## Records provided
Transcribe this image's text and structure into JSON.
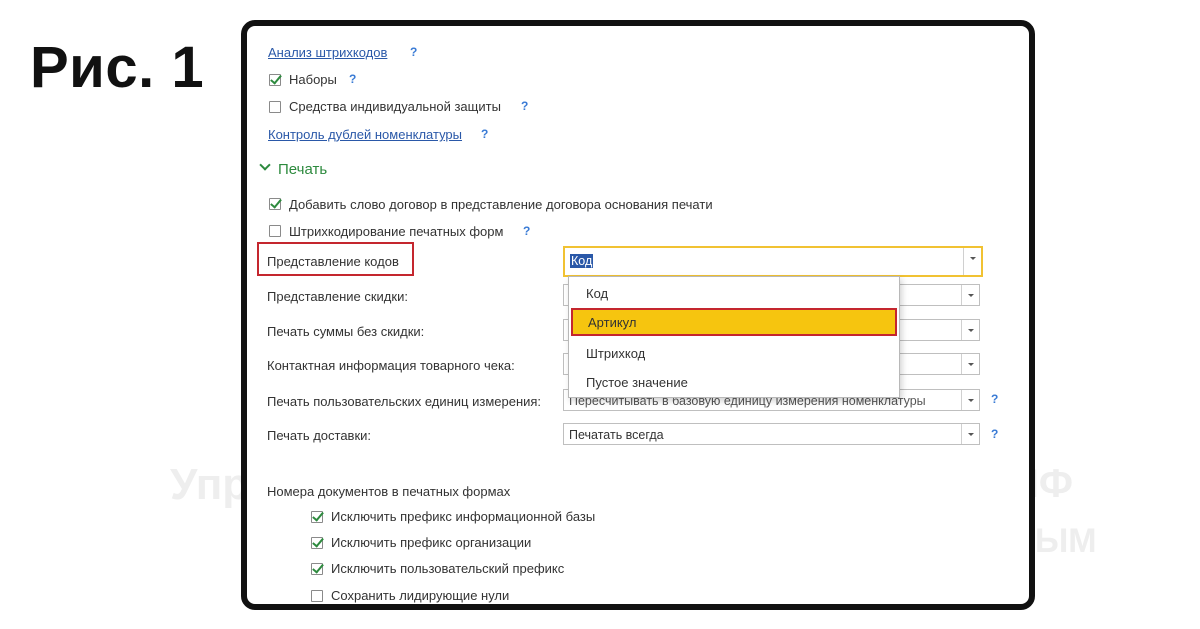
{
  "figure_label": "Рис. 1",
  "links": {
    "barcode_analysis": "Анализ штрихкодов",
    "nomenclature_duplicates": "Контроль дублей номенклатуры"
  },
  "help_mark": "?",
  "checkboxes_top": [
    {
      "label": "Наборы",
      "checked": true
    },
    {
      "label": "Средства индивидуальной защиты",
      "checked": false
    }
  ],
  "print_section": {
    "title": "Печать",
    "checkboxes": [
      {
        "label": "Добавить слово договор в представление договора основания печати",
        "checked": true
      },
      {
        "label": "Штрихкодирование печатных форм",
        "checked": false
      }
    ],
    "fields": [
      {
        "label": "Представление кодов",
        "value": "Код"
      },
      {
        "label": "Представление скидки:",
        "value": ""
      },
      {
        "label": "Печать суммы без скидки:",
        "value": ""
      },
      {
        "label": "Контактная информация товарного чека:",
        "value": ""
      },
      {
        "label": "Печать пользовательских единиц измерения:",
        "value": "Пересчитывать в базовую единицу измерения номенклатуры"
      },
      {
        "label": "Печать доставки:",
        "value": "Печатать всегда"
      }
    ],
    "dropdown_options": [
      "Код",
      "Артикул",
      "Штрихкод",
      "Пустое значение"
    ],
    "dropdown_highlighted": "Артикул"
  },
  "doc_numbers": {
    "title": "Номера документов в печатных формах",
    "checkboxes": [
      {
        "label": "Исключить префикс информационной базы",
        "checked": true
      },
      {
        "label": "Исключить префикс организации",
        "checked": true
      },
      {
        "label": "Исключить пользовательский префикс",
        "checked": true
      },
      {
        "label": "Сохранить лидирующие нули",
        "checked": false
      }
    ]
  },
  "watermark": {
    "left": "Упр",
    "right_top": "НФ",
    "right_bottom": "ЫМ"
  },
  "colors": {
    "accent_green": "#2d8a3e",
    "link_blue": "#2a58a8",
    "highlight_yellow": "#f6c50f",
    "annotation_red": "#c4262e",
    "focus_yellow": "#f1c232"
  }
}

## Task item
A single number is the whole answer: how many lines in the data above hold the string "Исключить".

## Exercise output
3